At a time when 8.6 million U.S. children lack consistent access to food at home, the availability of nutritious meals at school is more important than ever. The Community Eligibility Provision (CEP) provides an opportunity for schools to not only feed more kids, but can help with the bottom line.

USDA Team Nutrition Grants Promote Healthier Meals for Our Nation's Schoolchildren

Schools are successfully serving more nutritious meals to America's students, and healthier meals mean healthier kids. USDA is constantly working to do everything we can to support school nutrition professionals as they work to provide kids the nutrition they need to learn and develop into healthy adults. To further assist schools, USDA announced the availability of up to $5.5 million in Team Nutrition training grants for states for Fiscal Year (FY) 2015. These grants focus on the implementation of Smarter Lunchrooms - an innovative strategy using behavioral economics to encourage healthy eating in the cafeteria - as well as the healthier meal standards, HealthierUS School Challenge (HUSSC), USDA Foods, nutrition education, and wellness activities in schools and child care institutions. To apply for the grants, state agencies should visit www.grants.gov.

Here are some examples of how Team Nutrition grants have helped schools in the past:

USDA Then and Now: Part IV

Thanks for tuning in this month to our installments of USDA Then and Now photo series on the amazing innovations that have helped rural America grow and respond to a constantly evolving agricultural landscape. Here you can see Part I, Part II, and Part III.

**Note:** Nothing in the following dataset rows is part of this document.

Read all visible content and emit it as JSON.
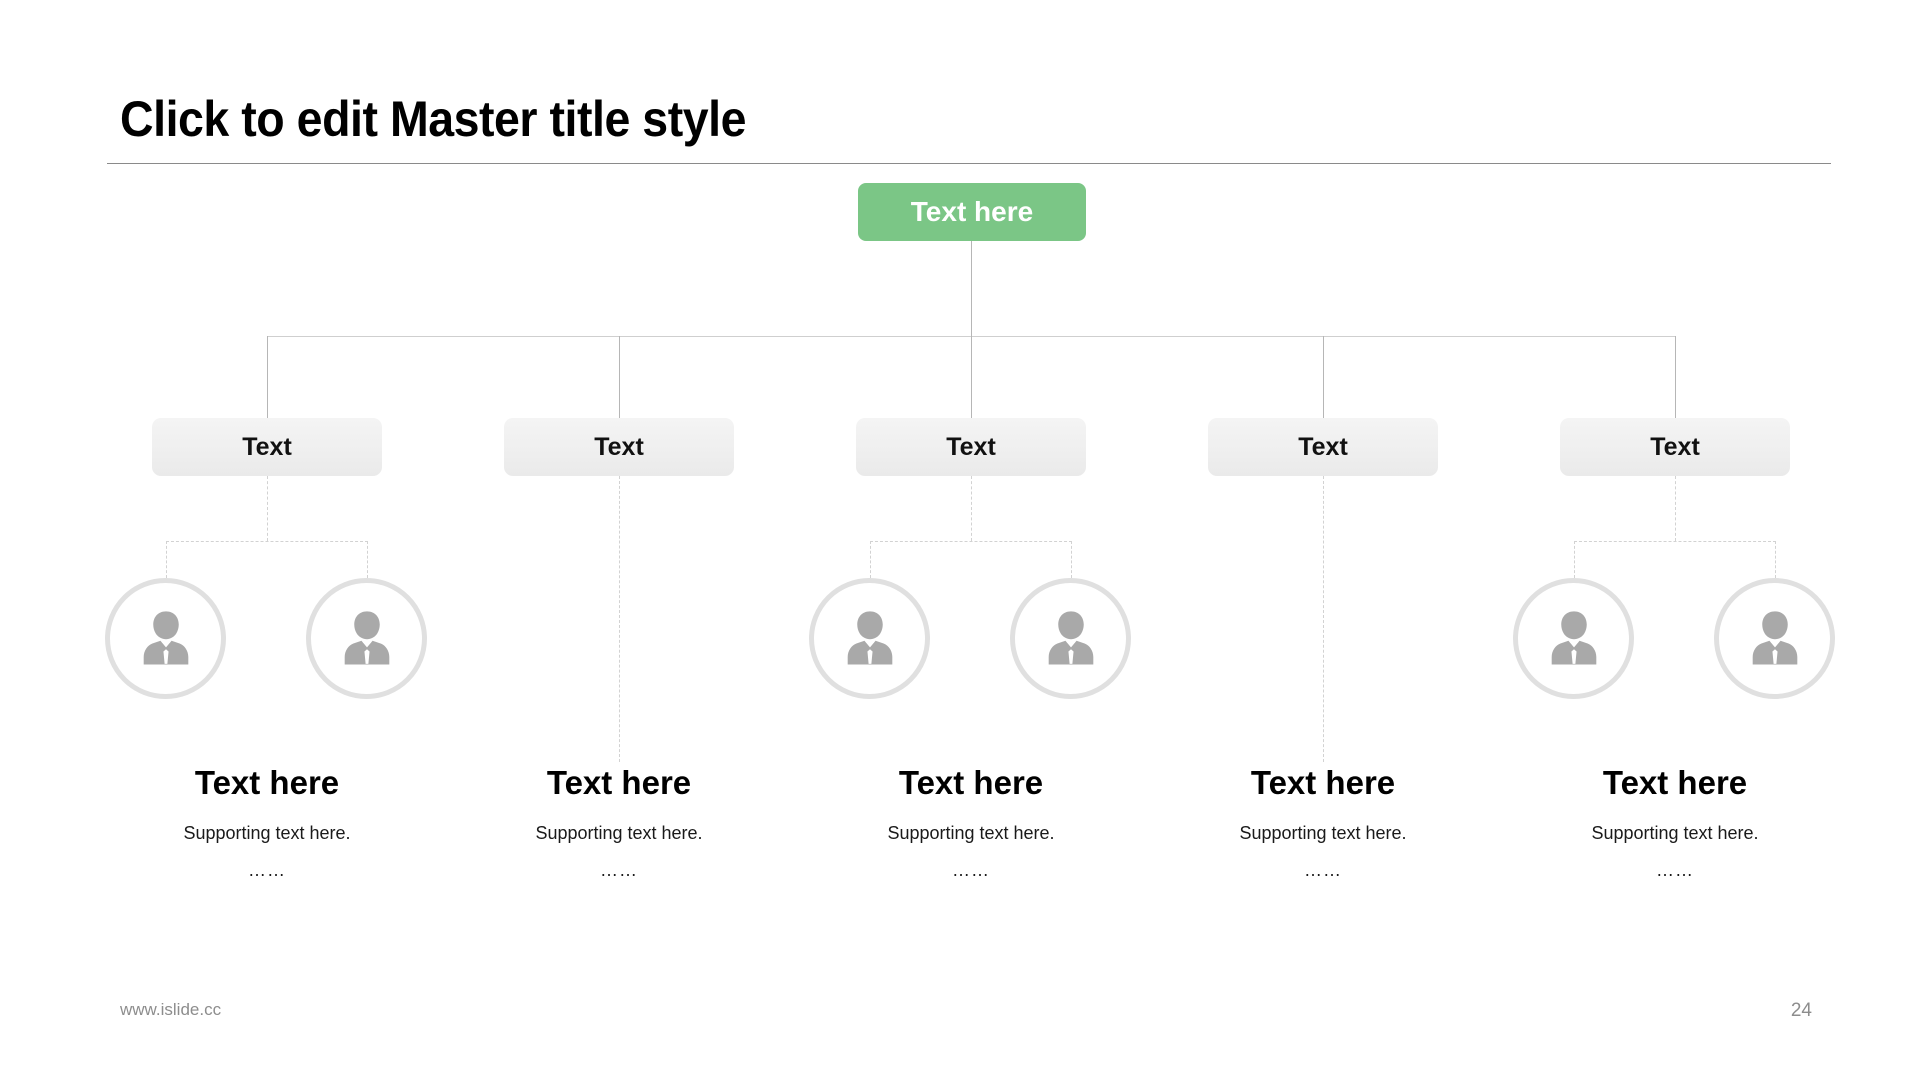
{
  "slide": {
    "title": "Click to edit Master title style",
    "accent_color": "#7bc686",
    "box_color": "#efefef",
    "line_color": "#d2d2d2",
    "icon_color": "#a9a9a9"
  },
  "root": {
    "label": "Text here"
  },
  "branches": [
    {
      "box_label": "Text",
      "heading": "Text here",
      "supporting": "Supporting text here.",
      "dots": "……",
      "icons": [
        "person-icon",
        "person-icon"
      ]
    },
    {
      "box_label": "Text",
      "heading": "Text here",
      "supporting": "Supporting text here.",
      "dots": "……",
      "icons": []
    },
    {
      "box_label": "Text",
      "heading": "Text here",
      "supporting": "Supporting text here.",
      "dots": "……",
      "icons": [
        "person-icon",
        "person-icon"
      ]
    },
    {
      "box_label": "Text",
      "heading": "Text here",
      "supporting": "Supporting text here.",
      "dots": "……",
      "icons": []
    },
    {
      "box_label": "Text",
      "heading": "Text here",
      "supporting": "Supporting text here.",
      "dots": "……",
      "icons": [
        "person-icon",
        "person-icon"
      ]
    }
  ],
  "footer": {
    "url": "www.islide.cc",
    "page_number": "24"
  }
}
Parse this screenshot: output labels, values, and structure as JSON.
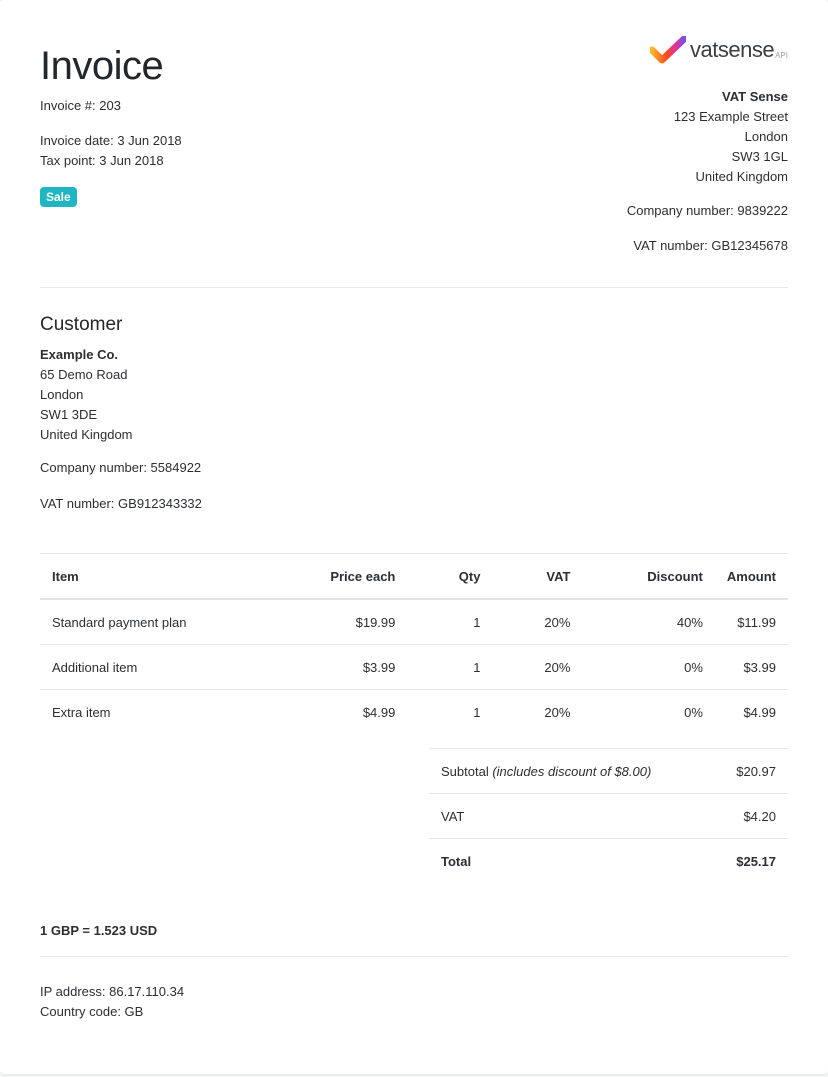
{
  "invoice": {
    "title": "Invoice",
    "number": "Invoice #: 203",
    "date": "Invoice date: 3 Jun 2018",
    "tax_point": "Tax point: 3 Jun 2018",
    "badge": "Sale"
  },
  "logo": {
    "text": "vatsense",
    "suffix": "API",
    "colors": [
      "#f7b733",
      "#fc4a1a",
      "#e0339f",
      "#7b4fe3"
    ]
  },
  "seller": {
    "name": "VAT Sense",
    "address": [
      "123 Example Street",
      "London",
      "SW3 1GL",
      "United Kingdom"
    ],
    "company_number": "Company number: 9839222",
    "vat_number": "VAT number: GB12345678"
  },
  "customer": {
    "heading": "Customer",
    "name": "Example Co.",
    "address": [
      "65 Demo Road",
      "London",
      "SW1 3DE",
      "United Kingdom"
    ],
    "company_number": "Company number: 5584922",
    "vat_number": "VAT number: GB912343332"
  },
  "table": {
    "headers": [
      "Item",
      "Price each",
      "Qty",
      "VAT",
      "Discount",
      "Amount"
    ],
    "rows": [
      [
        "Standard payment plan",
        "$19.99",
        "1",
        "20%",
        "40%",
        "$11.99"
      ],
      [
        "Additional item",
        "$3.99",
        "1",
        "20%",
        "0%",
        "$3.99"
      ],
      [
        "Extra item",
        "$4.99",
        "1",
        "20%",
        "0%",
        "$4.99"
      ]
    ]
  },
  "totals": {
    "subtotal_label": "Subtotal",
    "subtotal_note": "(includes discount of $8.00)",
    "subtotal_value": "$20.97",
    "vat_label": "VAT",
    "vat_value": "$4.20",
    "total_label": "Total",
    "total_value": "$25.17"
  },
  "exchange_rate": "1 GBP = 1.523 USD",
  "footer": {
    "ip": "IP address: 86.17.110.34",
    "country": "Country code: GB"
  },
  "colors": {
    "badge": "#1fb5c2",
    "text": "#2b2f33",
    "divider": "#e6e8ea"
  }
}
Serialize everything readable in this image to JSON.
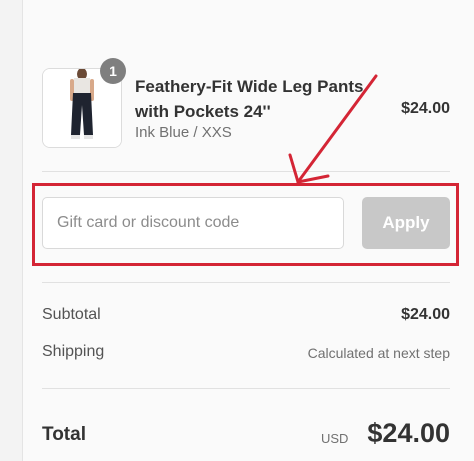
{
  "cart": {
    "item": {
      "quantity": "1",
      "name": "Feathery-Fit Wide Leg Pants with Pockets 24''",
      "variant": "Ink Blue / XXS",
      "price": "$24.00",
      "image_icon": "pants-product-image"
    }
  },
  "discount": {
    "placeholder": "Gift card or discount code",
    "value": "",
    "apply_label": "Apply"
  },
  "summary": {
    "subtotal_label": "Subtotal",
    "subtotal_value": "$24.00",
    "shipping_label": "Shipping",
    "shipping_value": "Calculated at next step",
    "total_label": "Total",
    "currency": "USD",
    "total_value": "$24.00"
  },
  "colors": {
    "annotation_red": "#d42535",
    "apply_disabled": "#c8c8c8",
    "badge": "#7f7f7f"
  }
}
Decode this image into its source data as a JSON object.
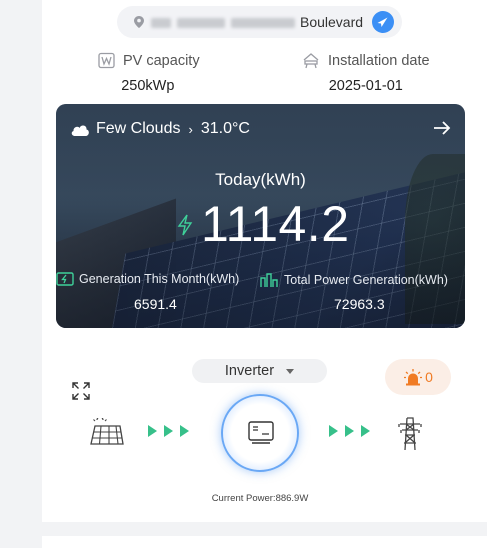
{
  "address": {
    "street": "Boulevard"
  },
  "stats": {
    "pv_capacity": {
      "label": "PV capacity",
      "value": "250kWp"
    },
    "installation_date": {
      "label": "Installation date",
      "value": "2025-01-01"
    }
  },
  "weather": {
    "condition": "Few Clouds",
    "separator": "›",
    "temperature": "31.0°C"
  },
  "today": {
    "label": "Today(kWh)",
    "value": "1114.2"
  },
  "metrics": {
    "month": {
      "label": "Generation This Month(kWh)",
      "value": "6591.4"
    },
    "total": {
      "label": "Total Power Generation(kWh)",
      "value": "72963.3"
    }
  },
  "flow": {
    "device_select": "Inverter",
    "alarm_count": "0",
    "current_power": "Current Power:886.9W"
  },
  "colors": {
    "accent": "#3b8ff5",
    "flow_green": "#37c08a",
    "alarm_orange": "#f07b24"
  }
}
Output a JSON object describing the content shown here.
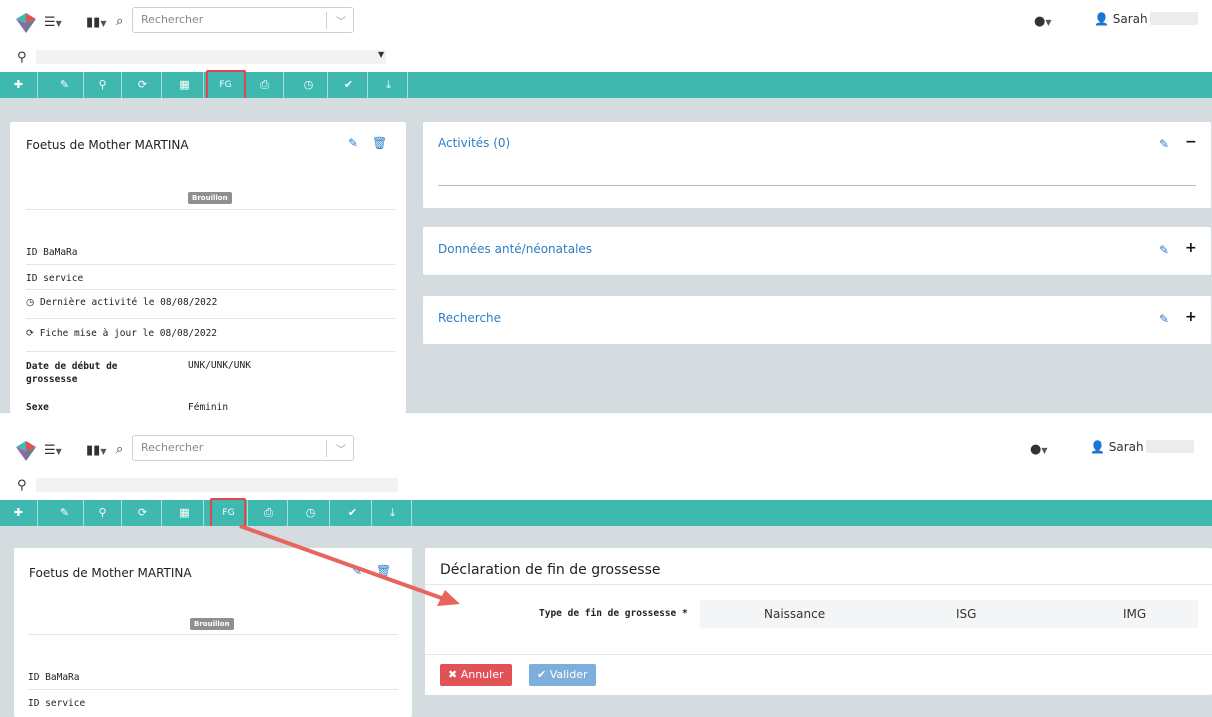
{
  "search": {
    "placeholder": "Rechercher"
  },
  "header": {
    "user_name": "Sarah"
  },
  "toolbar": {
    "buttons": [
      {
        "name": "add",
        "glyph": "✚"
      },
      {
        "name": "edit",
        "glyph": "✎"
      },
      {
        "name": "location",
        "glyph": "⚲"
      },
      {
        "name": "refresh",
        "glyph": "⟳"
      },
      {
        "name": "calendar",
        "glyph": "▦"
      },
      {
        "name": "fg",
        "glyph": "FG"
      },
      {
        "name": "print",
        "glyph": "⎙"
      },
      {
        "name": "history",
        "glyph": "◷"
      },
      {
        "name": "validate",
        "glyph": "✔"
      },
      {
        "name": "download",
        "glyph": "⤓"
      }
    ]
  },
  "patient": {
    "name": "Foetus de Mother MARTINA",
    "status": "Brouillon",
    "id_bamara_label": "ID BaMaRa",
    "id_service_label": "ID service",
    "last_activity": "Dernière activité le 08/08/2022",
    "updated": "Fiche mise à jour le 08/08/2022",
    "pregnancy_start_label": "Date de début de grossesse",
    "pregnancy_start_value": "UNK/UNK/UNK",
    "sex_label": "Sexe",
    "sex_value": "Féminin"
  },
  "panels": {
    "activities": "Activités (0)",
    "antenatal": "Données anté/néonatales",
    "research": "Recherche"
  },
  "declaration": {
    "title": "Déclaration de fin de grossesse",
    "type_label": "Type de fin de grossesse *",
    "options": [
      "Naissance",
      "ISG",
      "IMG"
    ],
    "cancel": "Annuler",
    "validate": "Valider"
  },
  "colors": {
    "toolbar": "#3fb8b0",
    "accent": "#2a7ec7",
    "highlight": "#e0474c",
    "cancel": "#e05256",
    "validate": "#7eaedb"
  },
  "icons": {
    "menu": "list-icon",
    "stats": "bar-chart-icon",
    "search": "search-icon",
    "help": "help-icon",
    "user": "user-icon",
    "location": "map-marker-icon",
    "edit": "pencil-icon",
    "delete": "trash-icon"
  }
}
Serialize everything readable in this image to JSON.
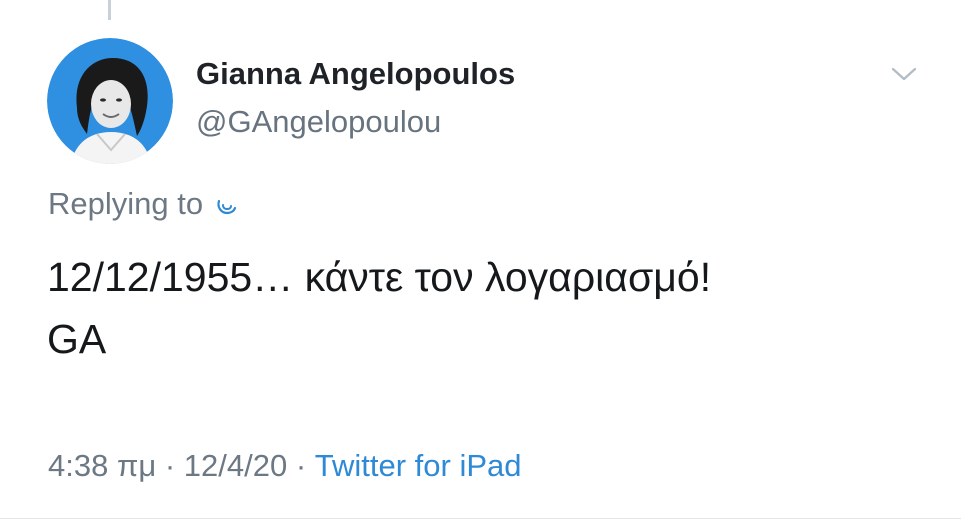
{
  "author": {
    "name": "Gianna Angelopoulos",
    "handle": "@GAngelopoulou",
    "avatar_icon": "profile-photo-avatar"
  },
  "reply": {
    "label": "Replying to"
  },
  "tweet": {
    "line1": "12/12/1955… κάντε τον λογαριασμό!",
    "line2": "GA"
  },
  "meta": {
    "time": "4:38 πμ",
    "separator1": " · ",
    "date": "12/4/20",
    "separator2": " · ",
    "source": "Twitter for iPad"
  },
  "icons": {
    "menu": "chevron-down-icon",
    "mention": "mention-fragment-icon"
  },
  "colors": {
    "text": "#16191c",
    "secondary": "#6c7883",
    "link": "#2e8ad6",
    "avatar_ring": "#2f8fe0"
  }
}
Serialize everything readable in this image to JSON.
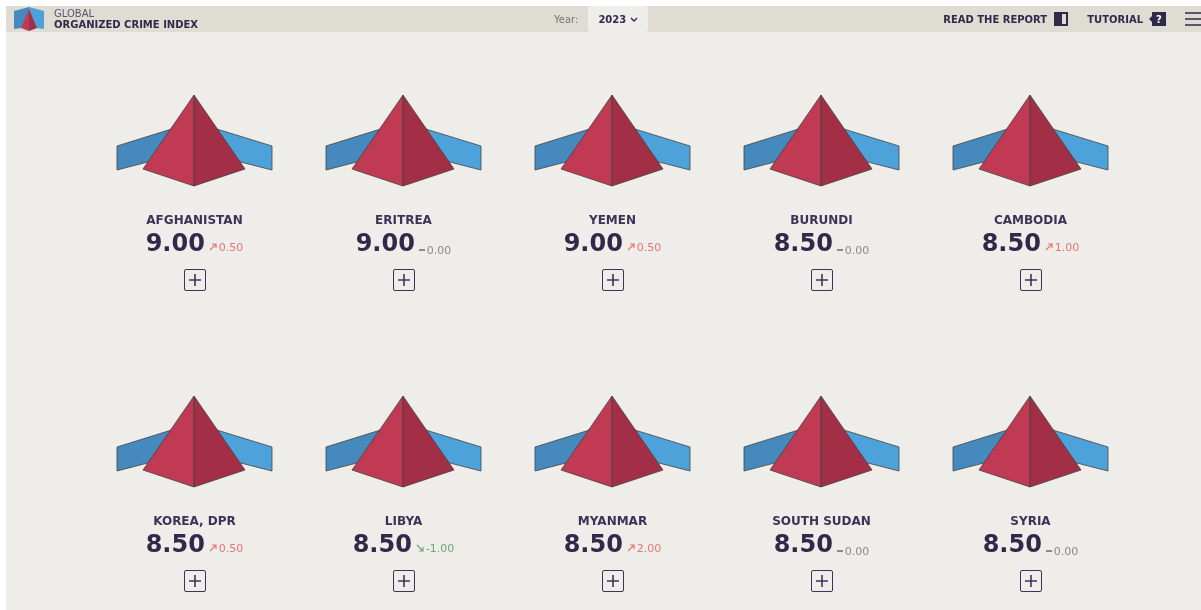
{
  "header": {
    "logo_top": "GLOBAL",
    "logo_bottom": "ORGANIZED CRIME INDEX",
    "year_label": "Year:",
    "year_value": "2023",
    "links": [
      {
        "label": "READ THE REPORT",
        "kind": "book"
      },
      {
        "label": "TUTORIAL",
        "kind": "help",
        "icon_text": "?"
      }
    ]
  },
  "countries": [
    {
      "name": "AFGHANISTAN",
      "score": "9.00",
      "change": "0.50",
      "kind": "up"
    },
    {
      "name": "ERITREA",
      "score": "9.00",
      "change": "0.00",
      "kind": "flat"
    },
    {
      "name": "YEMEN",
      "score": "9.00",
      "change": "0.50",
      "kind": "up"
    },
    {
      "name": "BURUNDI",
      "score": "8.50",
      "change": "0.00",
      "kind": "flat"
    },
    {
      "name": "CAMBODIA",
      "score": "8.50",
      "change": "1.00",
      "kind": "up"
    },
    {
      "name": "KOREA, DPR",
      "score": "8.50",
      "change": "0.50",
      "kind": "up"
    },
    {
      "name": "LIBYA",
      "score": "8.50",
      "change": "-1.00",
      "kind": "down"
    },
    {
      "name": "MYANMAR",
      "score": "8.50",
      "change": "2.00",
      "kind": "up"
    },
    {
      "name": "SOUTH SUDAN",
      "score": "8.50",
      "change": "0.00",
      "kind": "flat"
    },
    {
      "name": "SYRIA",
      "score": "8.50",
      "change": "0.00",
      "kind": "flat"
    }
  ]
}
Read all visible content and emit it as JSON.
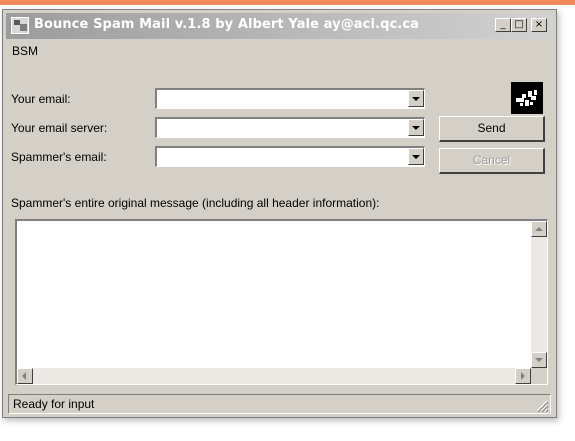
{
  "window": {
    "title": "Bounce Spam Mail v.1.8 by Albert Yale ay@aci.qc.ca",
    "controls": {
      "minimize": "_",
      "maximize": "□",
      "close": "×"
    }
  },
  "menu": {
    "items": [
      "BSM"
    ]
  },
  "form": {
    "your_email_label": "Your email:",
    "your_email_server_label": "Your email server:",
    "spammers_email_label": "Spammer's email:",
    "your_email_value": "",
    "your_email_server_value": "",
    "spammers_email_value": ""
  },
  "buttons": {
    "send": "Send",
    "cancel": "Cancel"
  },
  "message": {
    "label": "Spammer's entire original message (including all header information):",
    "value": ""
  },
  "status": {
    "text": "Ready for input"
  },
  "colors": {
    "accent": "#f08c5a",
    "face": "#d4d0c8"
  },
  "icons": [
    "app-icon",
    "logo-icon",
    "dropdown-arrow-icon",
    "scroll-up-icon",
    "scroll-down-icon",
    "scroll-left-icon",
    "scroll-right-icon",
    "size-grip-icon"
  ]
}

In our fourth and final Then and Now, we look to some of our long-standing historical programs and missions then, versus how they look today in 2014.

Please keep your stories coming using #AgInnovates!